The college will confer its highest form of recognition at the undergraduate commencement ceremonies. An Honorary Doctorate of Humane Letters—which honors exceptional scholarship, service and professional achievements —will be presented to Adams on Saturday May 19, and will be presented to Ottaway at ceremonies the following day.
The honorary degree is the highest form of recognition across the State University of New York system. The recognition is meant to set an example for the many students within the SUNY system. Each SUNY campus has the opportunity to nominate those who have achieved significant professional success, or those who feel they represent an inspiring example for the wide range of SUNY students.
A part of the office of the president of SUNY New Paltz, Director of Community and Government Relations Richard Winters remarked on the purpose of the degrees.
“It is meant to recognize individuals of distinguished and significant accomplishments,” Winters said. “Often, nominees have made outstanding contributions to the campus community.”
“Many nominees have a direct tie or connection or have done service for SUNY New Paltz,” Winters said. “It is important that a student can relate to a nominee.”

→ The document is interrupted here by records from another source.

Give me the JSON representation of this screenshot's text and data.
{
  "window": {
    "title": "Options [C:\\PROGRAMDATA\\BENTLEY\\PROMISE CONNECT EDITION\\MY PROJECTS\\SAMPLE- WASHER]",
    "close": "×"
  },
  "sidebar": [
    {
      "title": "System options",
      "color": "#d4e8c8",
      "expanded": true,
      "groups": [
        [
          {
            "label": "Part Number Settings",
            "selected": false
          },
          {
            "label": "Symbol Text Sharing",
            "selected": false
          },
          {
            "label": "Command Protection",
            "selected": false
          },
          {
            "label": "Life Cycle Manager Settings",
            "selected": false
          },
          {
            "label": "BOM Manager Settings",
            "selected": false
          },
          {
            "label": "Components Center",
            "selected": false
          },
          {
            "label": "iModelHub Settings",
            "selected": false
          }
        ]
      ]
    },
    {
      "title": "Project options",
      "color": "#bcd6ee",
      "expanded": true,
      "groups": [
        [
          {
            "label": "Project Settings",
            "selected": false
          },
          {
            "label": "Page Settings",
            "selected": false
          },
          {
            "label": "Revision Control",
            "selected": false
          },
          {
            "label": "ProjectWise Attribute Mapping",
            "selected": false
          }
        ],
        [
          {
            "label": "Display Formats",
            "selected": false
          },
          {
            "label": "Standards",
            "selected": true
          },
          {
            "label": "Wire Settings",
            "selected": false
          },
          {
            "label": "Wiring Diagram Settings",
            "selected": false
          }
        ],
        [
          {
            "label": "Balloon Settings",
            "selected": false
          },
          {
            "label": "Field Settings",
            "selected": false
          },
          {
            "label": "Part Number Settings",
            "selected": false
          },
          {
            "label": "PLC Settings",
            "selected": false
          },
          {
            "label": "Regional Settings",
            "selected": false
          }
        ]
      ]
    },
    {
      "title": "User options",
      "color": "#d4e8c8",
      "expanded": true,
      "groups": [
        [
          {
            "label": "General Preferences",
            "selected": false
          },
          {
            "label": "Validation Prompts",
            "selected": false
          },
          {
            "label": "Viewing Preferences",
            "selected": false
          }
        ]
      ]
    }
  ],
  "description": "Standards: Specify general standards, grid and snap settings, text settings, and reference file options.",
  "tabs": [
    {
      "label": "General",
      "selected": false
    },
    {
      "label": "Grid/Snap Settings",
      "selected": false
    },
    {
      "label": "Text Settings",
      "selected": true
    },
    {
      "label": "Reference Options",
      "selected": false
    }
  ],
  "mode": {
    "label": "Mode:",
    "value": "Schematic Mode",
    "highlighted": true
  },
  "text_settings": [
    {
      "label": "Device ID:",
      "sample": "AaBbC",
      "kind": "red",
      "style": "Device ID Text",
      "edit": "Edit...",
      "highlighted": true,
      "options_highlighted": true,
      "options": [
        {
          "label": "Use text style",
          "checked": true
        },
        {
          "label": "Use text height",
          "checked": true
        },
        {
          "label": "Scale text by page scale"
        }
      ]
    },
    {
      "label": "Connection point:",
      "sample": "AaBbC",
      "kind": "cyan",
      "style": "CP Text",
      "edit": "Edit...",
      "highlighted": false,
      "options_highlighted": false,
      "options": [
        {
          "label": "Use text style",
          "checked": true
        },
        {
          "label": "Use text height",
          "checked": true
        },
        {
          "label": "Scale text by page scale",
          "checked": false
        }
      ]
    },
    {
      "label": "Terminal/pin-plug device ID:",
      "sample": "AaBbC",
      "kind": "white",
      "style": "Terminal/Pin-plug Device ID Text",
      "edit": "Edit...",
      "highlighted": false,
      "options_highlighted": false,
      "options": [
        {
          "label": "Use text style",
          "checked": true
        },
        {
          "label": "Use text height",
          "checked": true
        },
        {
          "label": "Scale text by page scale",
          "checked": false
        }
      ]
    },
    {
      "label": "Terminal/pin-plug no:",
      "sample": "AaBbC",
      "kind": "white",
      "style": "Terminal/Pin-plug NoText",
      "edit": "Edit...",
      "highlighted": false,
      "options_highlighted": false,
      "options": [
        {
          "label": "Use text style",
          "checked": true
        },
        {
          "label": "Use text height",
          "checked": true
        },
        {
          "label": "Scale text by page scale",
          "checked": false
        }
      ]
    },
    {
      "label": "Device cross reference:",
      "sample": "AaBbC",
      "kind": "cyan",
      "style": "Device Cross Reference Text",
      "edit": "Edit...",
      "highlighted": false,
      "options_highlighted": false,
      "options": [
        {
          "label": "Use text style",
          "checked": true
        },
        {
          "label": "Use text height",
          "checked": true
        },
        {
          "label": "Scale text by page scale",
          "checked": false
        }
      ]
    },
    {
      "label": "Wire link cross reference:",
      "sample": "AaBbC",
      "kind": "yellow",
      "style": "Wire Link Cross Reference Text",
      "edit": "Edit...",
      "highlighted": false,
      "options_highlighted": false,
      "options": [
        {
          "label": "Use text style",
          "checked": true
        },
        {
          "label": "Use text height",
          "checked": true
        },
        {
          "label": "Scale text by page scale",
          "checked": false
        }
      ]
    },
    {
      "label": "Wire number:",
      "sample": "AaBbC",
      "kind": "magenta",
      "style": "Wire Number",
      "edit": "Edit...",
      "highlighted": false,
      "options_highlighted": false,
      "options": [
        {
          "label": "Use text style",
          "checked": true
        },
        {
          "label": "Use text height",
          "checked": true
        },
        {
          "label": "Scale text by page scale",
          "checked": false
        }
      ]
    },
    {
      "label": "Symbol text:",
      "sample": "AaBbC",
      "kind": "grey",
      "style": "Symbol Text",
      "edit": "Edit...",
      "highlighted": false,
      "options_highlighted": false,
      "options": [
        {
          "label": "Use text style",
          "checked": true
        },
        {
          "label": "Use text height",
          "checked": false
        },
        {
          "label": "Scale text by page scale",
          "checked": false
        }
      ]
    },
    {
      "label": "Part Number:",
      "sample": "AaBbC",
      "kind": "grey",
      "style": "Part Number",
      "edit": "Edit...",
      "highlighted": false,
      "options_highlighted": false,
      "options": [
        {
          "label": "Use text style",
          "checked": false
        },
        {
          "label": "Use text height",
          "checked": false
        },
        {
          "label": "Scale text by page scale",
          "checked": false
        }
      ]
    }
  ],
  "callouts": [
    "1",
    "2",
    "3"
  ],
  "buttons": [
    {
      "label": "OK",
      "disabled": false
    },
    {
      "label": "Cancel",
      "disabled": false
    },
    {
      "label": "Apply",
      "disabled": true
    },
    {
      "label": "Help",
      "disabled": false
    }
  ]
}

The nominees are sent by SUNY New Paltz to the State University of New York Honorary Committee. This is when they consider the nominees’ achievements; whether they be in speaking, service, financial contributions, or a host of other fields of accomplishments.
“They let us know if we can extend the dedication to the candidates,” Winters added. “We then present a formal invitation, and from there, the Board [of Trustees] votes on the nominees.”
The first individual being honored is alumna Janus Adams ‘67. Adams is an Emmy-Award winning journalist, entrepreneur, historian, musician and speaker. She is also a bestselling author of 11 books. Her most recent release, titled “Sediddy: Attitude, Gratitude, and Seeing Red,” is the first-ever collection of writing on her life. Adams majored in theatre during her time at SUNY New Paltz.
Among her accolades, Adams was the first National Arts Correspondent for the National Public Radio (NPR). Adams has hosted her own television and radio shows and has appeared as a guest on networks such as ABC, Fox News, CNN, CBS, and NBC. Adams has also written columns, articles, and essays for Newsday, USA Today and The Huffington Post.
“Janus has spent her life and career immersed in culture and history,” Winters said.
To add to her host of career achievements, Adams has spent her career acting as a fierce advocate for civil rights, human rightsand social justice. [She has been a pioneer of programming which is African American and women issue-oriented.]
Adams visited campus last fall to give a Distinguished Speaker Series address entitled “Know When to Leave the Plantation,” which chronicled a variety of experiences. She reconciled her personal history as a black woman growing up in America with her attempts to heal. Adams recently returned in February to give an encore of the talk.
Besides being a Distinguished Speaker, Adams also spoke at the fourth year of the SUNY New Paltz Women’s Leadership Summit, where, she provided guidance to students– female and male.
“Her 30+ years of success and work on Civil Rights is extraordinary and worthy of this award,” Winters said.
Adams will speak at the Saturday May. 19 commencement ceremonies, which will graduate students of the College of Liberal Arts and Sciences.
The second individual who will be awarded an Honorary Degree is James Ottaway Jr; a journalist, newspaper executive and philanthropist.
Ottaway was a reporter and later carried on the legacy of his father, James Ottaway Sr. by becoming a chairman and chief financial officer of Ottaway Newspapers. The company was made a newspaper subsidiary of Dow Jones & Company in 1970. He oversaw 20 national newspapers, including the local Times Herald Record.
Ottaway also served as Director of Dow Jones & Co. Inc., from 1987 to April 2006, and then became senior vice president and president of the International and Magazine divisions.
Although he did not attend SUNY New Paltz, he has been a longtime friend of the College. New Paltz is his hometown, and he holds an affinity for the university.
Ottaway referred to New Paltz as his “hometown’s state university,” in a press release on the SUNY New Paltz website.
He attended the Philips Exeter Academy and Yale University.
In 2000, Ottaway and his wife, New Paltz alumna Mary Ottaway ‘70, established the James H. Ottaway Sr. Visiting Professorship, which invites one established journalist to teach each spring. It is SUNY New Paltz’s first and only endowed professorship in journalism.
“It invites all sorts of visiting journalists– those who are distinguished, or at the pinnacle of their profession,” Winter remarked of the professorship.
Besides the professorship, Ottaway and his wife have been generous patrons of the Arts at SUNY New Paltz. They have dedicated time, support and a catalog endowment to the expansion of galleries at the Samuel Dorsky Museum of Art.
Their philanthropy and service have supported local professional and civic organizations, which includes the Wallkill Valley Land Trust and Mohonk Preserve.
Ottaway Jr. will speak on Sunday. May 20, when the students of the School of Business will receive their diplomas.